He would be 98 years old if he were alive today. And if passion alone stirred the veins, he still would.
At the age of 14, he left school and his father left home, conscription being another tumult of family life in 1940 France. He was a boy shaped by war, determined to find the joy in life beyond winners, losers and conflict. He would find his mission in food, though his choices suggest he never forgot the glory of winning.
Paul Bocuse was born in Lyon in 1926. The room in which he was born, was the room in which he slept throughout his adult life, despite having the means to live in palaces and the connections to commune with kings. He would die in that same room, at the age of 91.
A person who enters and departs the world within the same four walls is a person deserving of attention. One does not die in one’s maternity suite by chance.
‘What should I do in Lyon?’ , I asked Chloé, a young Parisienne, born with light in her eyes. We were hiking the same route in south central France, walking through the same fields growing delectable ingredients, and now around the same table, sharing the simple homemade cooking of our ‘gîte d’étape’ hostess.
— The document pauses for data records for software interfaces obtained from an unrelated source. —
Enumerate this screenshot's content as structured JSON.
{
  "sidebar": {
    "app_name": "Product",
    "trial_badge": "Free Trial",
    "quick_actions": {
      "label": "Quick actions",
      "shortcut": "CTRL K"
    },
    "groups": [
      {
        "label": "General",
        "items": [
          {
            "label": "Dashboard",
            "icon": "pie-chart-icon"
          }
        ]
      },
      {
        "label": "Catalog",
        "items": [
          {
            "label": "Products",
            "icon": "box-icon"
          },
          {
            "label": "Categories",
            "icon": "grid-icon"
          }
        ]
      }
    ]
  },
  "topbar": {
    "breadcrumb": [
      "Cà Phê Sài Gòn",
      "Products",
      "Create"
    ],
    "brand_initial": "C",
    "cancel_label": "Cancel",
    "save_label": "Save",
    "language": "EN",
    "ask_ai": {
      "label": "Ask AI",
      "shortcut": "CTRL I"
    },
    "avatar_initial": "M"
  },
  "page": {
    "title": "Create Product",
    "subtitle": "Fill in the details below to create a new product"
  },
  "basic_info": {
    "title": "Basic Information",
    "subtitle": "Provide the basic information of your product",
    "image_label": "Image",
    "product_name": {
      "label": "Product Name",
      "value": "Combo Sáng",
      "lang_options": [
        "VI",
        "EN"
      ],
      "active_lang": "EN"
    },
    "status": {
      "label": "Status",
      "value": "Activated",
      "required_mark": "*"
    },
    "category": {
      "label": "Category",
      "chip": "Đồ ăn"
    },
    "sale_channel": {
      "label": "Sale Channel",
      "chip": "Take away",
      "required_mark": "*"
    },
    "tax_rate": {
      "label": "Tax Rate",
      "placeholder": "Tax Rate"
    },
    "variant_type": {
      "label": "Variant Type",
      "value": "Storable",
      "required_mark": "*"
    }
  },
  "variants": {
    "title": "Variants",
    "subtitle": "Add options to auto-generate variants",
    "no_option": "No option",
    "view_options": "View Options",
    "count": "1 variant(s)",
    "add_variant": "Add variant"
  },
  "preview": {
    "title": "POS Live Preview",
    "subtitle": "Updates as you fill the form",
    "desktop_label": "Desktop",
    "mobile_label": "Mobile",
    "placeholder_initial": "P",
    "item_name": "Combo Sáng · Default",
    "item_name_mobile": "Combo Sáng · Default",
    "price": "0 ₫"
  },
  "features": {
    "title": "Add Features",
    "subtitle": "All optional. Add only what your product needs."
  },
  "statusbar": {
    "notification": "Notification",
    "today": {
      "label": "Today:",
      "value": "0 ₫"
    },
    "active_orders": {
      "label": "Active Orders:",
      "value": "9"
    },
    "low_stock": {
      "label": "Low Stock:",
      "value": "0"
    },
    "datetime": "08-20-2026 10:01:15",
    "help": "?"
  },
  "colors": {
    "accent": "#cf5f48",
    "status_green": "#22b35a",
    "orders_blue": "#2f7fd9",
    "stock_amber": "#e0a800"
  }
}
‘Bocuse’, she said immediately. ‘You must dine at a Bocuse restaurant. Each one has its own cuisine, so you can choose, and you’ll have more than one experience if you wish’.
At the age of 18, Paul Bocuse was drafted to the army, spending time in Germany and Italy, before being injured in Alsace, and finally demobilised in Paris in 1945.
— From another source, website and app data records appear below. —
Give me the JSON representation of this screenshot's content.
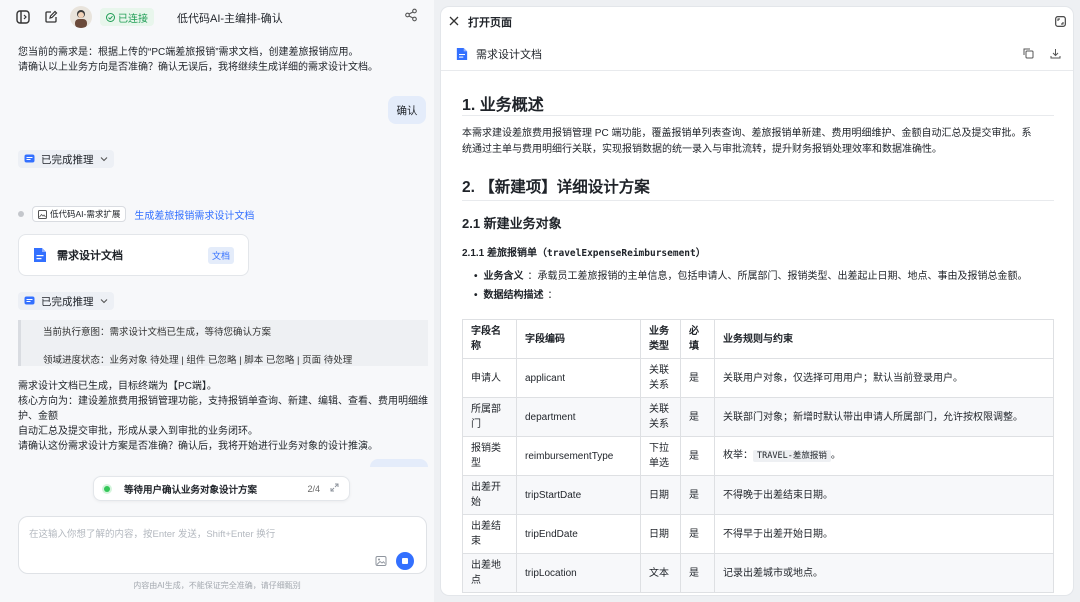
{
  "chat": {
    "title": "低代码AI-主编排-确认",
    "status": "已连接",
    "messages": {
      "assistant_1_line1": "您当前的需求是：根据上传的“PC端差旅报销”需求文档，创建差旅报销应用。",
      "assistant_1_line2": "请确认以上业务方向是否准确？确认无误后，我将继续生成详细的需求设计文档。",
      "user_1": "确认",
      "reasoning_1": "已完成推理",
      "tool_tag": "低代码AI-需求扩展",
      "tool_desc": "生成差旅报销需求设计文档",
      "doc_card_title": "需求设计文档",
      "doc_card_badge": "文档",
      "reasoning_2": "已完成推理",
      "quote_line1": "当前执行意图：需求设计文档已生成，等待您确认方案",
      "quote_line2": "领域进度状态：业务对象 待处理 | 组件 已忽略 | 脚本 已忽略 | 页面 待处理",
      "assistant_2_line1": "需求设计文档已生成，目标终端为【PC端】。",
      "assistant_2_line2": "核心方向为：建设差旅费用报销管理功能，支持报销单查询、新建、编辑、查看、费用明细维护、金额",
      "assistant_2_line3": "自动汇总及提交审批，形成从录入到审批的业务闭环。",
      "assistant_2_line4": "请确认这份需求设计方案是否准确？确认后，我将开始进行业务对象的设计推演。"
    },
    "progress": {
      "label": "等待用户确认业务对象设计方案",
      "count": "2/4"
    },
    "input": {
      "placeholder": "在这输入你想了解的内容，按Enter 发送，Shift+Enter 换行",
      "value": ""
    },
    "disclaimer": "内容由AI生成，不能保证完全准确，请仔细甄别"
  },
  "panel": {
    "title": "打开页面",
    "tab_title": "需求设计文档",
    "doc": {
      "h1": "1. 业务概述",
      "para_line1": "本需求建设差旅费用报销管理 PC 端功能，覆盖报销单列表查询、差旅报销单新建、费用明细维护、金额自动汇总及提交审批。系",
      "para_line2": "统通过主单与费用明细行关联，实现报销数据的统一录入与审批流转，提升财务报销处理效率和数据准确性。",
      "h2": "2. 【新建项】详细设计方案",
      "h3": "2.1 新建业务对象",
      "h4_prefix": "2.1.1 差旅报销单（",
      "h4_code": "travelExpenseReimbursement",
      "h4_suffix": "）",
      "bullet1_label": "业务含义",
      "bullet1_text": "：承载员工差旅报销的主单信息，包括申请人、所属部门、报销类型、出差起止日期、地点、事由及报销总金额。",
      "bullet2_label": "数据结构描述",
      "bullet2_text": "："
    },
    "table": {
      "headers": [
        "字段名称",
        "字段编码",
        "业务类型",
        "必填",
        "业务规则与约束"
      ],
      "rows": [
        [
          "申请人",
          "applicant",
          "关联关系",
          "是",
          "关联用户对象，仅选择可用用户；默认当前登录用户。"
        ],
        [
          "所属部门",
          "department",
          "关联关系",
          "是",
          "关联部门对象；新增时默认带出申请人所属部门，允许按权限调整。"
        ],
        [
          "报销类型",
          "reimbursementType",
          "下拉单选",
          "是",
          "枚举：",
          "TRAVEL-差旅报销",
          "。"
        ],
        [
          "出差开始",
          "tripStartDate",
          "日期",
          "是",
          "不得晚于出差结束日期。"
        ],
        [
          "出差结束",
          "tripEndDate",
          "日期",
          "是",
          "不得早于出差开始日期。"
        ],
        [
          "出差地点",
          "tripLocation",
          "文本",
          "是",
          "记录出差城市或地点。"
        ]
      ]
    }
  }
}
This was a key moment in his life – in which a man can go to seed, reinvent himself, or dig into his essence.
«Truant ou honnête », as he said. Them be the choices.
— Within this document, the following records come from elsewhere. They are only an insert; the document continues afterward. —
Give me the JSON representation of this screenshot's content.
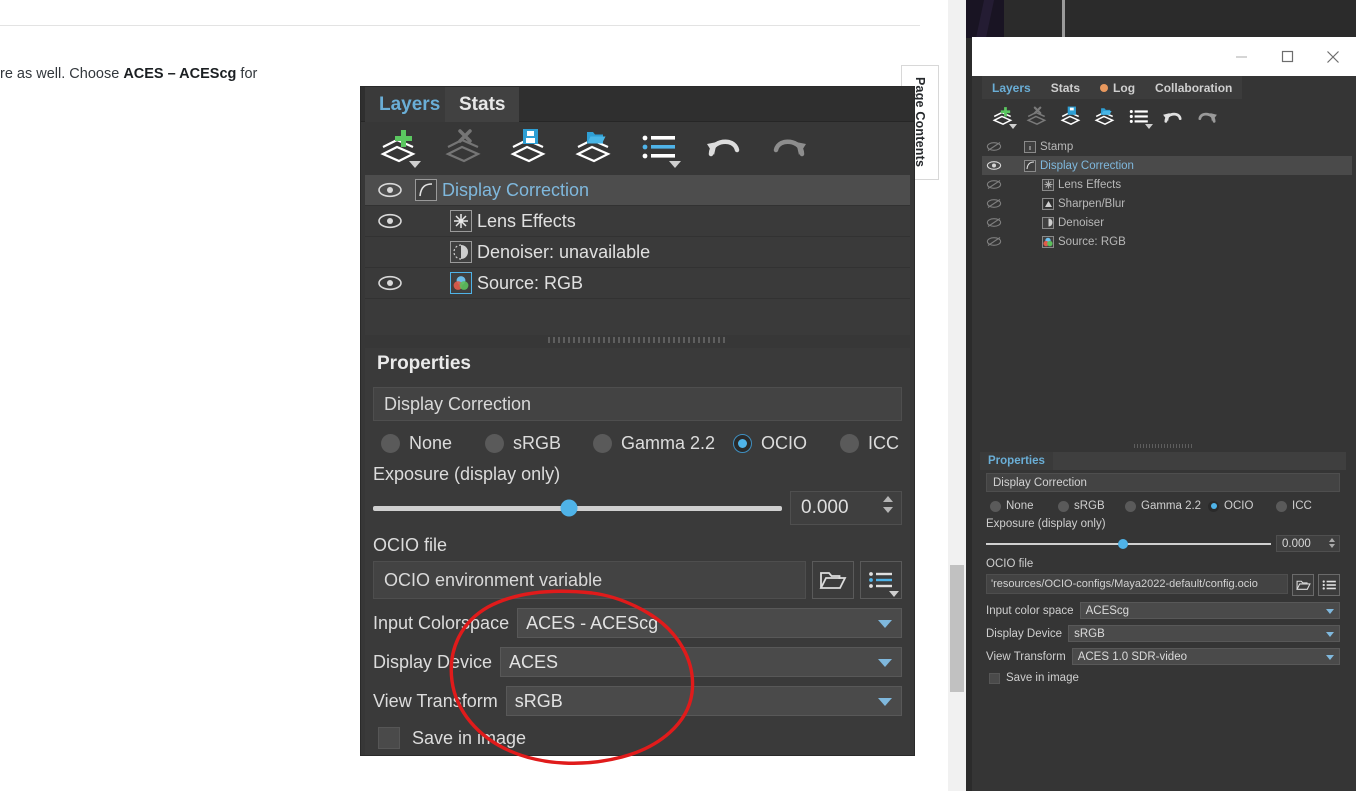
{
  "document": {
    "body_text_prefix": "re as well. Choose ",
    "body_text_bold": "ACES – ACEScg",
    "body_text_suffix": " for",
    "page_contents_tab": "Page Contents"
  },
  "zoom_panel": {
    "tabs": [
      {
        "label": "Layers",
        "active": true
      },
      {
        "label": "Stats",
        "active": false
      }
    ],
    "toolbar": [
      {
        "name": "add-layer-icon",
        "title": "Add layer"
      },
      {
        "name": "delete-layer-icon",
        "title": "Delete layer"
      },
      {
        "name": "save-layer-icon",
        "title": "Save layer"
      },
      {
        "name": "load-layer-icon",
        "title": "Load layer"
      },
      {
        "name": "layer-presets-icon",
        "title": "Layer presets"
      },
      {
        "name": "undo-icon",
        "title": "Undo"
      },
      {
        "name": "redo-icon",
        "title": "Redo"
      }
    ],
    "layers": [
      {
        "label": "Display Correction",
        "icon": "curve-icon",
        "visible": true,
        "selected": true,
        "indent": 0
      },
      {
        "label": "Lens Effects",
        "icon": "star-icon",
        "visible": true,
        "selected": false,
        "indent": 1
      },
      {
        "label": "Denoiser: unavailable",
        "icon": "denoiser-icon",
        "visible": false,
        "selected": false,
        "indent": 1
      },
      {
        "label": "Source: RGB",
        "icon": "rgb-icon",
        "visible": true,
        "selected": false,
        "indent": 1
      }
    ],
    "properties": {
      "header": "Properties",
      "name_value": "Display Correction",
      "modes": [
        {
          "label": "None",
          "selected": false
        },
        {
          "label": "sRGB",
          "selected": false
        },
        {
          "label": "Gamma 2.2",
          "selected": false
        },
        {
          "label": "OCIO",
          "selected": true
        },
        {
          "label": "ICC",
          "selected": false
        }
      ],
      "exposure_label": "Exposure (display only)",
      "exposure_value": "0.000",
      "exposure_percent": 48,
      "ocio_file_label": "OCIO file",
      "ocio_file_value": "OCIO environment variable",
      "ocio_browse_icon": "folder-open-icon",
      "ocio_presets_icon": "list-icon",
      "combos": [
        {
          "label": "Input Colorspace",
          "value": "ACES - ACEScg"
        },
        {
          "label": "Display Device",
          "value": "ACES"
        },
        {
          "label": "View Transform",
          "value": "sRGB"
        }
      ],
      "save_in_image_label": "Save in image",
      "save_in_image_checked": false
    },
    "annotation_color": "#e01b1b"
  },
  "app_window": {
    "window_controls": {
      "minimize": "–",
      "maximize": "□",
      "close": "✕"
    },
    "tabs": [
      {
        "label": "Layers",
        "active": true,
        "dot": false
      },
      {
        "label": "Stats",
        "active": false,
        "dot": false
      },
      {
        "label": "Log",
        "active": false,
        "dot": true
      },
      {
        "label": "Collaboration",
        "active": false,
        "dot": false
      }
    ],
    "toolbar": [
      {
        "name": "add-layer-icon",
        "title": "Add layer"
      },
      {
        "name": "delete-layer-icon",
        "title": "Delete layer"
      },
      {
        "name": "save-layer-icon",
        "title": "Save layer"
      },
      {
        "name": "load-layer-icon",
        "title": "Load layer"
      },
      {
        "name": "layer-presets-icon",
        "title": "Layer presets"
      },
      {
        "name": "undo-icon",
        "title": "Undo"
      },
      {
        "name": "redo-icon",
        "title": "Redo"
      }
    ],
    "layers": [
      {
        "label": "Stamp",
        "icon": "info-icon",
        "visible": false,
        "selected": false,
        "indent": 0
      },
      {
        "label": "Display Correction",
        "icon": "curve-icon",
        "visible": true,
        "selected": true,
        "indent": 0
      },
      {
        "label": "Lens Effects",
        "icon": "star-icon",
        "visible": false,
        "selected": false,
        "indent": 1
      },
      {
        "label": "Sharpen/Blur",
        "icon": "sharpen-icon",
        "visible": false,
        "selected": false,
        "indent": 1
      },
      {
        "label": "Denoiser",
        "icon": "denoiser-icon",
        "visible": false,
        "selected": false,
        "indent": 1
      },
      {
        "label": "Source: RGB",
        "icon": "rgb-icon",
        "visible": false,
        "selected": false,
        "indent": 1
      }
    ],
    "properties": {
      "header": "Properties",
      "name_value": "Display Correction",
      "modes": [
        {
          "label": "None",
          "selected": false
        },
        {
          "label": "sRGB",
          "selected": false
        },
        {
          "label": "Gamma 2.2",
          "selected": false
        },
        {
          "label": "OCIO",
          "selected": true
        },
        {
          "label": "ICC",
          "selected": false
        }
      ],
      "exposure_label": "Exposure (display only)",
      "exposure_value": "0.000",
      "exposure_percent": 48,
      "ocio_file_label": "OCIO file",
      "ocio_file_value": "'resources/OCIO-configs/Maya2022-default/config.ocio",
      "ocio_browse_icon": "folder-open-icon",
      "ocio_presets_icon": "list-icon",
      "combos": [
        {
          "label": "Input color space",
          "value": "ACEScg"
        },
        {
          "label": "Display Device",
          "value": "sRGB"
        },
        {
          "label": "View Transform",
          "value": "ACES 1.0 SDR-video"
        }
      ],
      "save_in_image_label": "Save in image",
      "save_in_image_checked": false
    }
  }
}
The end of war became the beginning of self – and he chose learning, stimulus and innovation, within the family domain of food.
Reading the word ‘Bocuse’, my anglophone eyes autocorrect to ‘Because’.
And this is the theme in my head as I arrive to L’Est, a Bocuse Brasserie in Lyon’s 6th District, set in an old train station with the theme of gastronomic exploration. What is it about this man that makes him so revered by generations in France?
Bocuse is famous for elevating the status of the chef, for venerating the role of ingredients (whether procured by farming or poaching), and for his essential insight that the dining experience is way more than what’s on the plate. Pleasure is derived from the detail, he believed, including how clean your waiter’s shirt might be, and how fresh your table’s flower.
Although my food in L’Est was simply wonderful – fresh, in season, sensorial, generous, beautiful – it is something beyond that which strikes me most.
I began to notice that every waiter looked me straight in the eye. Every person I interacted with, and there were perhaps five or six, not just found my eyes, but smiled from the eyes.
Paul Bocuse, a natural storyteller, recounts meeting a German diner in his Lyon restaurant in the 80s. Part of the establishment’s decor featured a photo of a destroyed bridge, one of the city’s remnants of war.
His guest timidly called him over to share an act of contrition, pointing to the wall-hanging… ‘When I was 18 years old, Monsieur Bocuse, I was part of the bombing raid which destroyed your bridge’.
They smiled, shook hands and took a photo together, in full bonhomie. Indeed, Bocuse invited the German to return for a second mission, on the basis that the bridge had been gloriously reconstructed, and was back doing an outrageously good job.
Every nation nurtures characters who, forged through its sorrows, embody its essential joy.
In 2011, Bocuse was awarded the title of ‘Chef of the Century’ by his peers, and is considered the father of gastronomy by the French people.
Perhaps the ‘because’ in ‘Bocuse’ is more philosophical than gastronomical. Stripped to the core, his big idea was this: serving people lies at the centre of dining, because great food flows in the presence of high intent.